In my practice, I see a lot of really smart kids - it seems to go along with anxiety, for better or for worse. I am struck by how often parents and schools expose smart kids to information beyond their emotional capacity. Kids who are really bright can inadvertently trick us into assuming that they can emotionally process very difficult information. But, a smart nine year old is still.....NINE.
An example of this has hit my house these last few weeks. My daughter is a 4th grader, and is in her school's gifted program. It is a wonderful program and we are grateful that it exposes her to like-minded kids who love to learn and to in-depth learning about focused topics - something that is not often done in the regular classroom. This semester's topic, however, has been very challenging. The children are studying the yellow fever epidemic that affected Philadelphia in 1793. Their learning began with a very vivid film that included those affected vomiting black fluid, and a small girl burying her dead mother. Apparently, most of the kids in the class were in tears during this film.
When we discussed it at home, it became very clear to me that my very smart daughter thought the people in the film were real. She completely identified with the little girl whose mother died and she felt absolutely devastated for her. She was horrified by the blood, black vomit, and yellowed eyes. I posed her the following question -- "Were there video recorders and TVs in 1793?" A moment of realization came across her face. She said, "Oh mommy, they were ACTORS!"
Yes, they were actors. But, did any of the children recognize this? Or, did we grown-ups assume that these super-smart kids "got it" and could process the content like we could?
Given how upsetting the film was, I decided to read along with my daughter as they read the book, "Fever 1793" by Laurie Halse Anderson.
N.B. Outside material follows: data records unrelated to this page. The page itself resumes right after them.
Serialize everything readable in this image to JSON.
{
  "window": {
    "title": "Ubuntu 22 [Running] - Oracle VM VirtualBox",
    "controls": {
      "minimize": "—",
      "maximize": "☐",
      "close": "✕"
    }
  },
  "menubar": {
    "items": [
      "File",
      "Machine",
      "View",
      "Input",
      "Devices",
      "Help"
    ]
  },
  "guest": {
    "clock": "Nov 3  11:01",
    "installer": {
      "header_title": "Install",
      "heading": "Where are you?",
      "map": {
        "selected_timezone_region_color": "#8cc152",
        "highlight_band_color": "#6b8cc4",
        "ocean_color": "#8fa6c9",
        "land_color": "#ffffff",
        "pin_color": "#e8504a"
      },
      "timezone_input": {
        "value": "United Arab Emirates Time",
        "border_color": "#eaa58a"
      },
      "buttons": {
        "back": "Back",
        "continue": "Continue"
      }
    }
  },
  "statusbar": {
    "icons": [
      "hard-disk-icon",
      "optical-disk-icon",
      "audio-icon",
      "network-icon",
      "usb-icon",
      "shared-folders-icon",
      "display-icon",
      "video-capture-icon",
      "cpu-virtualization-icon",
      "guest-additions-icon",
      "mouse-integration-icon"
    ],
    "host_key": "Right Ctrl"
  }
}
As a psychologist working with anxious kids, I have to say this book is horrifying. For my adult self, it is very well written, interesting from a historical perspective....but still horrifying. I can't imagine that 9 and 10 year old kids, even gifted ones, can process the idea of half a city dying from a contagious illness; children losing every family member and being orphaned; or a 14 year old having to ward off invaders in her previously safe and loving home.
Could the children learn about the yellow fever epidemic in a different way? Sure. They could learn about the immune system and vaccines and how such epidemics can't happen anymore (yes...I know what you're thinking....Ebola, measles, but we are talking to kids here, so let's keep it simple!). They could learn about the racial issues affecting Philadelphia at the time and how they played into this public health crisis. They could learn about what life was like in Philadelphia at this pivotal time and how different factors made the spread of disease so likely (ie., what were bathrooms like, what was the water supply like, where did people get their food from, how hard was it to get out of the city given that there were no cars or trains or taxis)? I am not saying that we shouldn't expose kids to emotion or to difficult topics -- but we need to be mindful of their developmental level and how it might not match up with their scores on tests or on how articulate they are.
I am a licensed psychologist working with kids, teens, and adults with anxiety disorders.